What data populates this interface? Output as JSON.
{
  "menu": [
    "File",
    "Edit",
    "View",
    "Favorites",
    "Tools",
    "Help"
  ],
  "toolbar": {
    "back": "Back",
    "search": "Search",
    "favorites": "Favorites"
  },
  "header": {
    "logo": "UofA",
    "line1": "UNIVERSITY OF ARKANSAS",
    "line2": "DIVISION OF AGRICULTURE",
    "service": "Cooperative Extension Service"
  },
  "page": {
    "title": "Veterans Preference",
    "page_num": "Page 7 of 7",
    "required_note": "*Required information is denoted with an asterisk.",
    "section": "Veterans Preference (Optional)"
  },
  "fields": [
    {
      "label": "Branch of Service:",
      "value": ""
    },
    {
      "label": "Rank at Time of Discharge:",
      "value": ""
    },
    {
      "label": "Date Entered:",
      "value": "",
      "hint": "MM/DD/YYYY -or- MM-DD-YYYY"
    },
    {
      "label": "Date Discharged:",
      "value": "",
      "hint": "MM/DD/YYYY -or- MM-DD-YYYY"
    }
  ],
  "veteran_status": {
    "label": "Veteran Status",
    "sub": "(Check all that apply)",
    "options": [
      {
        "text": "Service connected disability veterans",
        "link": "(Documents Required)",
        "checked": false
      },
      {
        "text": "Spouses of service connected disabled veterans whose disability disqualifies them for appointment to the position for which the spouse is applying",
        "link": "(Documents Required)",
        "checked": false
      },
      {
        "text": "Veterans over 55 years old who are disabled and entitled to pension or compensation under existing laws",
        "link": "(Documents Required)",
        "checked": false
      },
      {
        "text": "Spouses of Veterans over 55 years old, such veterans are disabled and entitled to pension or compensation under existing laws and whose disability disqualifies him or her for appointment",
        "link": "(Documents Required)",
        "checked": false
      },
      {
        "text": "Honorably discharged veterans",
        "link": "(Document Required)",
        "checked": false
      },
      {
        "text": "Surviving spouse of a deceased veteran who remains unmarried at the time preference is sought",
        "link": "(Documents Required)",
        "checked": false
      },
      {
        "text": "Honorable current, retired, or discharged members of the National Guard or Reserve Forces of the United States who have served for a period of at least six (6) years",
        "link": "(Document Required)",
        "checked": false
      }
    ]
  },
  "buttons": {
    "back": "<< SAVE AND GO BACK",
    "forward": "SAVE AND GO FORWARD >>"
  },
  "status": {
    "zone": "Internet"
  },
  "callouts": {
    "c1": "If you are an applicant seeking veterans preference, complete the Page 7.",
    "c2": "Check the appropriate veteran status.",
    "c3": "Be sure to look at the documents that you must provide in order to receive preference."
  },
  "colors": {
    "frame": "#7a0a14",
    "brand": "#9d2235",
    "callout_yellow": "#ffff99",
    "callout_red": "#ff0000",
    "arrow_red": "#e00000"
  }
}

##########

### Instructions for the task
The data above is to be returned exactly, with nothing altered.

### Answer space
What data populates this interface? Output as JSON.
{
  "menu": [
    "File",
    "Edit",
    "View",
    "Favorites",
    "Tools",
    "Help"
  ],
  "toolbar": {
    "back": "Back",
    "search": "Search",
    "favorites": "Favorites"
  },
  "header": {
    "logo": "UofA",
    "line1": "UNIVERSITY OF ARKANSAS",
    "line2": "DIVISION OF AGRICULTURE",
    "service": "Cooperative Extension Service"
  },
  "page": {
    "title": "Veterans Preference",
    "page_num": "Page 7 of 7",
    "required_note": "*Required information is denoted with an asterisk.",
    "section": "Veterans Preference (Optional)"
  },
  "fields": [
    {
      "label": "Branch of Service:",
      "value": ""
    },
    {
      "label": "Rank at Time of Discharge:",
      "value": ""
    },
    {
      "label": "Date Entered:",
      "value": "",
      "hint": "MM/DD/YYYY -or- MM-DD-YYYY"
    },
    {
      "label": "Date Discharged:",
      "value": "",
      "hint": "MM/DD/YYYY -or- MM-DD-YYYY"
    }
  ],
  "veteran_status": {
    "label": "Veteran Status",
    "sub": "(Check all that apply)",
    "options": [
      {
        "text": "Service connected disability veterans",
        "link": "(Documents Required)",
        "checked": false
      },
      {
        "text": "Spouses of service connected disabled veterans whose disability disqualifies them for appointment to the position for which the spouse is applying",
        "link": "(Documents Required)",
        "checked": false
      },
      {
        "text": "Veterans over 55 years old who are disabled and entitled to pension or compensation under existing laws",
        "link": "(Documents Required)",
        "checked": false
      },
      {
        "text": "Spouses of Veterans over 55 years old, such veterans are disabled and entitled to pension or compensation under existing laws and whose disability disqualifies him or her for appointment",
        "link": "(Documents Required)",
        "checked": false
      },
      {
        "text": "Honorably discharged veterans",
        "link": "(Document Required)",
        "checked": false
      },
      {
        "text": "Surviving spouse of a deceased veteran who remains unmarried at the time preference is sought",
        "link": "(Documents Required)",
        "checked": false
      },
      {
        "text": "Honorable current, retired, or discharged members of the National Guard or Reserve Forces of the United States who have served for a period of at least six (6) years",
        "link": "(Document Required)",
        "checked": false
      }
    ]
  },
  "buttons": {
    "back": "<< SAVE AND GO BACK",
    "forward": "SAVE AND GO FORWARD >>"
  },
  "status": {
    "zone": "Internet"
  },
  "callouts": {
    "c1": "If you are an applicant seeking veterans preference, complete the Page 7.",
    "c2": "Check the appropriate veteran status.",
    "c3": "Be sure to look at the documents that you must provide in order to receive preference."
  },
  "colors": {
    "frame": "#7a0a14",
    "brand": "#9d2235",
    "callout_yellow": "#ffff99",
    "callout_red": "#ff0000",
    "arrow_red": "#e00000"
  }
}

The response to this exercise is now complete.